Additionally, “today’s customers are educated, and high-quality treat products keep them coming back,” said Paul Juszczak, director of Sales and Marketing for Wolcott, New York-based Marshall Pet Products.
“The overall quality and nutritional value of treats has improved by leaps and bounds, and there are certainly more options in this category than in years past,” Stock said. “In many ways, these product improvements make selling treats easier. Many of our retail partners tell us that they are more comfortable and confident selling treats they can believe in from a product quality and enrichment standpoint.”
Small Animals Also Get the Munchies
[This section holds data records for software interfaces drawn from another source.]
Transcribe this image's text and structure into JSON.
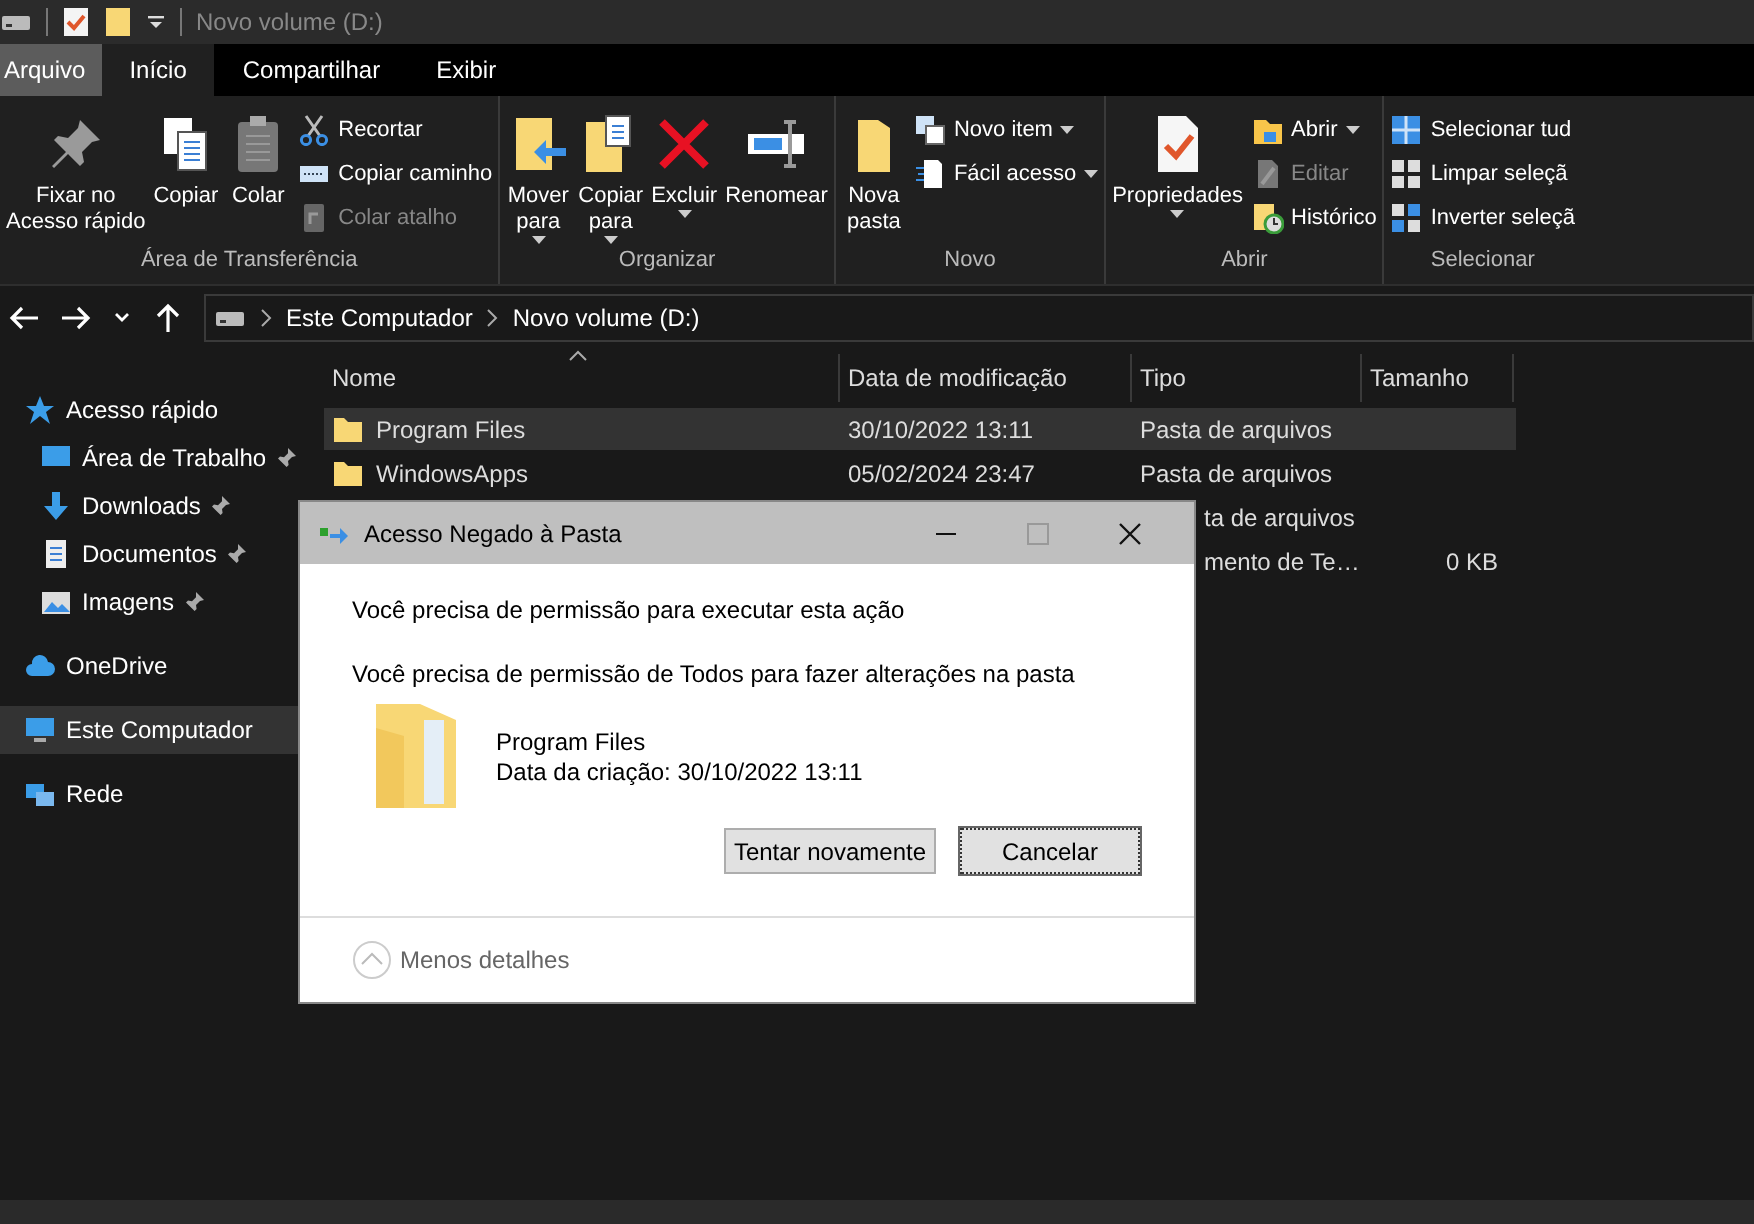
{
  "window": {
    "title": "Novo volume (D:)"
  },
  "ribbon_tabs": [
    {
      "label": "Arquivo",
      "kind": "file",
      "selected": false
    },
    {
      "label": "Início",
      "kind": "tab",
      "selected": true
    },
    {
      "label": "Compartilhar",
      "kind": "tab",
      "selected": false
    },
    {
      "label": "Exibir",
      "kind": "tab",
      "selected": false
    }
  ],
  "ribbon_groups": [
    {
      "label": "Área de Transferência",
      "items": [
        {
          "label": "Fixar no\nAcesso rápido",
          "kind": "large",
          "disabled": false,
          "has_menu": false
        },
        {
          "label": "Copiar",
          "kind": "large",
          "disabled": false,
          "has_menu": false
        },
        {
          "label": "Colar",
          "kind": "large",
          "disabled": false,
          "has_menu": false
        },
        {
          "label": "Recortar",
          "kind": "small",
          "disabled": false,
          "has_menu": false
        },
        {
          "label": "Copiar caminho",
          "kind": "small",
          "disabled": false,
          "has_menu": false
        },
        {
          "label": "Colar atalho",
          "kind": "small",
          "disabled": true,
          "has_menu": false
        }
      ]
    },
    {
      "label": "Organizar",
      "items": [
        {
          "label": "Mover\npara",
          "kind": "large",
          "disabled": false,
          "has_menu": true
        },
        {
          "label": "Copiar\npara",
          "kind": "large",
          "disabled": false,
          "has_menu": true
        },
        {
          "label": "Excluir",
          "kind": "large",
          "disabled": false,
          "has_menu": true
        },
        {
          "label": "Renomear",
          "kind": "large",
          "disabled": false,
          "has_menu": false
        }
      ]
    },
    {
      "label": "Novo",
      "items": [
        {
          "label": "Nova\npasta",
          "kind": "large",
          "disabled": false,
          "has_menu": false
        },
        {
          "label": "Novo item",
          "kind": "small",
          "disabled": false,
          "has_menu": true
        },
        {
          "label": "Fácil acesso",
          "kind": "small",
          "disabled": false,
          "has_menu": true
        }
      ]
    },
    {
      "label": "Abrir",
      "items": [
        {
          "label": "Propriedades",
          "kind": "large",
          "disabled": false,
          "has_menu": true
        },
        {
          "label": "Abrir",
          "kind": "small",
          "disabled": false,
          "has_menu": true
        },
        {
          "label": "Editar",
          "kind": "small",
          "disabled": true,
          "has_menu": false
        },
        {
          "label": "Histórico",
          "kind": "small",
          "disabled": false,
          "has_menu": false
        }
      ]
    },
    {
      "label": "Selecionar",
      "items": [
        {
          "label": "Selecionar tud",
          "kind": "small",
          "disabled": false,
          "has_menu": false
        },
        {
          "label": "Limpar seleçã",
          "kind": "small",
          "disabled": false,
          "has_menu": false
        },
        {
          "label": "Inverter seleçã",
          "kind": "small",
          "disabled": false,
          "has_menu": false
        }
      ]
    }
  ],
  "address_bar": {
    "path": [
      "Este Computador",
      "Novo volume (D:)"
    ]
  },
  "sidebar": {
    "items": [
      {
        "label": "Acesso rápido",
        "pinned": false,
        "selected": false,
        "children": [
          {
            "label": "Área de Trabalho",
            "pinned": true,
            "selected": false
          },
          {
            "label": "Downloads",
            "pinned": true,
            "selected": false
          },
          {
            "label": "Documentos",
            "pinned": true,
            "selected": false
          },
          {
            "label": "Imagens",
            "pinned": true,
            "selected": false
          }
        ]
      },
      {
        "label": "OneDrive",
        "pinned": false,
        "selected": false
      },
      {
        "label": "Este Computador",
        "pinned": false,
        "selected": true
      },
      {
        "label": "Rede",
        "pinned": false,
        "selected": false
      }
    ]
  },
  "table": {
    "columns": [
      "Nome",
      "Data de modificação",
      "Tipo",
      "Tamanho"
    ],
    "rows": [
      {
        "kind": "folder",
        "selected": true,
        "name": "Program Files",
        "modified": "30/10/2022 13:11",
        "type": "Pasta de arquivos",
        "size": ""
      },
      {
        "kind": "folder",
        "selected": false,
        "name": "WindowsApps",
        "modified": "05/02/2024 23:47",
        "type": "Pasta de arquivos",
        "size": ""
      },
      {
        "kind": "covered",
        "selected": false,
        "name": "",
        "modified": "",
        "type": "ta de arquivos",
        "size": ""
      },
      {
        "kind": "covered",
        "selected": false,
        "name": "",
        "modified": "",
        "type": "mento de Te…",
        "size": "0 KB"
      }
    ]
  },
  "dialog": {
    "title": "Acesso Negado à Pasta",
    "message": "Você precisa de permissão para executar esta ação",
    "detail": "Você precisa de permissão de Todos para fazer alterações na pasta",
    "item_name": "Program Files",
    "item_date": "Data da criação: 30/10/2022 13:11",
    "buttons": [
      {
        "label": "Tentar novamente",
        "default": false
      },
      {
        "label": "Cancelar",
        "default": true
      }
    ],
    "toggle": "Menos detalhes"
  }
}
Treat trends Stock has identified include hay-based, freeze-dried fruit and vegetable, and baked treats. To accommodate this consumer inclination, Oxbow makes Organic Barley Biscuits, billed as 100-percent natural oven-baked treats made with certified organic ingredients including hay, fruits and vegetables.
Additionally, made-in-the-USA and high-protein treats are on the rise, according to Juszczak. Consequently, Marshall offers Bandits Freeze Dried Ferret Treats made with 100-percent whole raw animal protein and created via a delicate freeze-drying process that locks in the natural nutrition and fresh meat taste.
Another leaning that has legs is the diversity of creative, colorful and tasty treat and chew shapes that brands are providing. Consider Living World’s Wheel Delights, a perfectly round crunchy munchy; Vitakraft’s SunSations Loofapalooza chews, loofa gourds flavored with berries; Kaytee’s Apple Orchard Sticks and Big Branch Bites; and F.M. Brown’s Tropical Carnival line, which includes Crinkle Crisps with Carrots Gluten Free treats, designed with special dental ridges to promote oral health, and Baked Pretzels shaped just like the kind we like to enjoy with a cold beer and football game.
A wealth of flavors have also invaded this space, as evidenced by Living World’s vast array of newer tastes, including hamster, rabbit or guinea pig sticks available in honey, fruit or vegetable flavor, Small Animal Bites with Quinoa, and fieldberry-flavored rabbit drops.
And microwave popcorn isn’t just for homo sapiens any longer—now small animals can indulge in this fun food as well, thanks to SunSations’ Yumbo Pops and Mini-Pop Indian Corn Treat, either of which can be served popped or unpopped.
Thinking Outside the Shelf
Stock has observed retailers dedicating more shelf space to treats in recent years—a positive sign, but one that can make for tight real estate. All the more reason to give careful paws—pause, that is—to how you’re going to strategically position treats in your set.
Many experts, Stock included, insist that treats are best merchandised at eye level, where they are likely to catch the attention of more consumers.
“Whenever possible, they do great in the end cap space, as well as on clip strips within the aisle,” Stock said.
Juszczak, however, cautions that pigeonholing one area for treat merchandising can limit your sales.
“Retailers should avoid stocking category specific products like treats only in one section of their store,” he said.
Last Place on Earth follows that advice.
“We try to spotlight new treat products near or on the counter to encourage add-on and impulse purchases,” said Rice, who also prominently displays treats in his store’s designated section for small animals.
It also helps that Rice’s store is hands-on and customer-centric.
“We often let customers pet and handle our for-sale animals,” Rice said. “We’ll let kids put treats inside a cage, and you see their eyes light up as the animal goes for the snack.”
To further send the message that treats are important, “we also bundle carefully chosen treats in our small animal starter setups.”
Lastly, remember that BOGO offers and limited-time deals can further boost treat biz. Consider running a promo where the customer gets a free package of treats with the purchase of a bag of bedding, hay, food or another staple.